• **TRY IT**
From the data that follows, copy every line with the string "equipment".
**** RECORDS FOR PROCESSING ****
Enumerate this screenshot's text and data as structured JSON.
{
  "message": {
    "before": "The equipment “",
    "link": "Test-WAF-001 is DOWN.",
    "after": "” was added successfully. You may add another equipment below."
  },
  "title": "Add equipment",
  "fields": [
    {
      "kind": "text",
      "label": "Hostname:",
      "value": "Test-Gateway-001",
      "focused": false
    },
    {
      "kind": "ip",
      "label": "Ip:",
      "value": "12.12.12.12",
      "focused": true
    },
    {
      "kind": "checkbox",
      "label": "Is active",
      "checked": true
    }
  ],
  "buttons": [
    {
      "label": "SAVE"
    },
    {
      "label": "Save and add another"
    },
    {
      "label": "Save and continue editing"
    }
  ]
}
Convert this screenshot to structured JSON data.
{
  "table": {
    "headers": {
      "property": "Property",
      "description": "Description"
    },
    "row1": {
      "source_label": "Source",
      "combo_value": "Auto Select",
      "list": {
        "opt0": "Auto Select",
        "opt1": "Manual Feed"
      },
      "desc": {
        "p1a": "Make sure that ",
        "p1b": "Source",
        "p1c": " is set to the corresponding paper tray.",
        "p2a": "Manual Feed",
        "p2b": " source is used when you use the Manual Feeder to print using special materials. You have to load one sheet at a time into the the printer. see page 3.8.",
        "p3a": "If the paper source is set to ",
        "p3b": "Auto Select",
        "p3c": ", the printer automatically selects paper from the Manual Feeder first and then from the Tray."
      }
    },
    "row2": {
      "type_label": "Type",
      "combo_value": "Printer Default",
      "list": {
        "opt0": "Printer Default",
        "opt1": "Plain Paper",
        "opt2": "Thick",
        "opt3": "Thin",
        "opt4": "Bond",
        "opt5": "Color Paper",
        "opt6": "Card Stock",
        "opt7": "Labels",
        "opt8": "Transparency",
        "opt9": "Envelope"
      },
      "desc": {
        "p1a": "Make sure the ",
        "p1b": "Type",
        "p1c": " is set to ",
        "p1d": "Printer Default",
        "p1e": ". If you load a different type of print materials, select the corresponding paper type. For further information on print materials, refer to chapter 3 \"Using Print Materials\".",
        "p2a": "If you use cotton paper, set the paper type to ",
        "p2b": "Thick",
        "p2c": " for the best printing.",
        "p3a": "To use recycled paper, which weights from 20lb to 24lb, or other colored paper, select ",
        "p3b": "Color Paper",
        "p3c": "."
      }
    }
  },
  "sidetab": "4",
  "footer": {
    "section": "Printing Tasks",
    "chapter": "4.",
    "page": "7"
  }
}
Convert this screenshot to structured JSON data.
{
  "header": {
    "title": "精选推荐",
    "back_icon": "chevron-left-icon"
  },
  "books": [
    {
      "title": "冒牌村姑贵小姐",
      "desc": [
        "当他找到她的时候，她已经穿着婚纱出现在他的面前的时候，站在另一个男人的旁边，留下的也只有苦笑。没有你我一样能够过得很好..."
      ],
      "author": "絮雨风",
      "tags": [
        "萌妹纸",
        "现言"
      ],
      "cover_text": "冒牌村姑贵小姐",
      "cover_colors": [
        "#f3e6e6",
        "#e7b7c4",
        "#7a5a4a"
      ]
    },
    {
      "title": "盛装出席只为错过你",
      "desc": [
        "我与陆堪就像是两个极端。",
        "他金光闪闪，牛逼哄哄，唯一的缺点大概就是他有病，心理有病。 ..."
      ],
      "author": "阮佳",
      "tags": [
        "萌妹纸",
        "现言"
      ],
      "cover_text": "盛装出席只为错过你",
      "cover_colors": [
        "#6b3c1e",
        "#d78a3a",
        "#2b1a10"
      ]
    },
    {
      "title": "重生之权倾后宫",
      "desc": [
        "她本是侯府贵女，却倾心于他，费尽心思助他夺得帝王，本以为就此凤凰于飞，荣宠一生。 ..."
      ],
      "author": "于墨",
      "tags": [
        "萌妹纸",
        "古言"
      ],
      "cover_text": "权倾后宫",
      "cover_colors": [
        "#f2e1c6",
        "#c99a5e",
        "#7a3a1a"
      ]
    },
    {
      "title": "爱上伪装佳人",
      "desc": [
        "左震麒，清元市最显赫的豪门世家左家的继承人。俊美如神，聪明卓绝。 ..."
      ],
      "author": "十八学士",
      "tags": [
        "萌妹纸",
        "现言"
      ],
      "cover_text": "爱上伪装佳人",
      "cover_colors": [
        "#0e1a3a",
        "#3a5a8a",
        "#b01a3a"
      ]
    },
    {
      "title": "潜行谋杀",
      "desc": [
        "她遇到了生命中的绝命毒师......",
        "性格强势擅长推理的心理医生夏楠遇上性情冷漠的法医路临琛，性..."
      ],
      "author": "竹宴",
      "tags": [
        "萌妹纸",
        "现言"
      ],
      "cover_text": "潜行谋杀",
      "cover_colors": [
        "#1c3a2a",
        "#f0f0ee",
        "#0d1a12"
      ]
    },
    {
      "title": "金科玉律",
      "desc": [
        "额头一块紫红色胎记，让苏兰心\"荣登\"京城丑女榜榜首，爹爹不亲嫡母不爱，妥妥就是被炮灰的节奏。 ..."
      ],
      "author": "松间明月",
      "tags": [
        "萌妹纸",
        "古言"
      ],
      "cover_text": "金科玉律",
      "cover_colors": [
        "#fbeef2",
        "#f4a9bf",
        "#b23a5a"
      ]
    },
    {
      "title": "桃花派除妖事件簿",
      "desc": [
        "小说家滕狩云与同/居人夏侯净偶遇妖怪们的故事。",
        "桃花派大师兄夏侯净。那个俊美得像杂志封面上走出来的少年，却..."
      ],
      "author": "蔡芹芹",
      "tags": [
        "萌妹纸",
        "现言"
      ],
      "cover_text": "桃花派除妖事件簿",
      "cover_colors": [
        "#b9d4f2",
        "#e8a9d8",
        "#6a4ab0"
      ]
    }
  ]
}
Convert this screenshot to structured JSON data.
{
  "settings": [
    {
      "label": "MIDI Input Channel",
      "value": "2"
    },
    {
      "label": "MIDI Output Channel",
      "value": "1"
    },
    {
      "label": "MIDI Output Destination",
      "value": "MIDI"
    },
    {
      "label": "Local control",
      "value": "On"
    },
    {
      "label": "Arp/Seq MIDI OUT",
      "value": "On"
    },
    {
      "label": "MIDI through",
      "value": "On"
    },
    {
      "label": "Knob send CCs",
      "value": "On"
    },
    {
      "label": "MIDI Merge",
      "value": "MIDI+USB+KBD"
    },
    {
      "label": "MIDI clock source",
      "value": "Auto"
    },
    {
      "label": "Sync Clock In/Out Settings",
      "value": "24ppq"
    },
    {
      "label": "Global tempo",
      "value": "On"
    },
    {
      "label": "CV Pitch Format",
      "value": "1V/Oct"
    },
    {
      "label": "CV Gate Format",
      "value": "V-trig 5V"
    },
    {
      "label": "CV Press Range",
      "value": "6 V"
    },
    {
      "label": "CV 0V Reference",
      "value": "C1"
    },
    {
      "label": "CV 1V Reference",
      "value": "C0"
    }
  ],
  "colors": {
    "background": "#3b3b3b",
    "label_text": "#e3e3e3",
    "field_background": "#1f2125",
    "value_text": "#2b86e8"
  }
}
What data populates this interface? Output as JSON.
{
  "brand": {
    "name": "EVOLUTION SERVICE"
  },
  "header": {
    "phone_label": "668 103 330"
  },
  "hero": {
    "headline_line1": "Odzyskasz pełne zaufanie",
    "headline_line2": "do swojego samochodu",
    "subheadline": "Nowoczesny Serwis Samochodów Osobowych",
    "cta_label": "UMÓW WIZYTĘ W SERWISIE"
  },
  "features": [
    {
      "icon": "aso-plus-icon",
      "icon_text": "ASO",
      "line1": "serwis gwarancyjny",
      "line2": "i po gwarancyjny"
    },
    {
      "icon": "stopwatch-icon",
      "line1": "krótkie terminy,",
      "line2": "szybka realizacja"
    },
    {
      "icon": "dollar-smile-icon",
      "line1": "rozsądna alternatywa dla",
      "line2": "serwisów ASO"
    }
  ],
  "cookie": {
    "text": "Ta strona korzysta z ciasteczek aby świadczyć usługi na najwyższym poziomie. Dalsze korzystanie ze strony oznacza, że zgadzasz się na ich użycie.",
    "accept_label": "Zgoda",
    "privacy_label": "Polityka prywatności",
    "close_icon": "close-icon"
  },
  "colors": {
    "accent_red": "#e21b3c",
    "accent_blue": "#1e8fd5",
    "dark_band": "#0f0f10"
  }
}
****
• **ANSWER BOX**
    "before": "The equipment “",
    "after": "” was added successfully. You may add another equipment below."
  "title": "Add equipment",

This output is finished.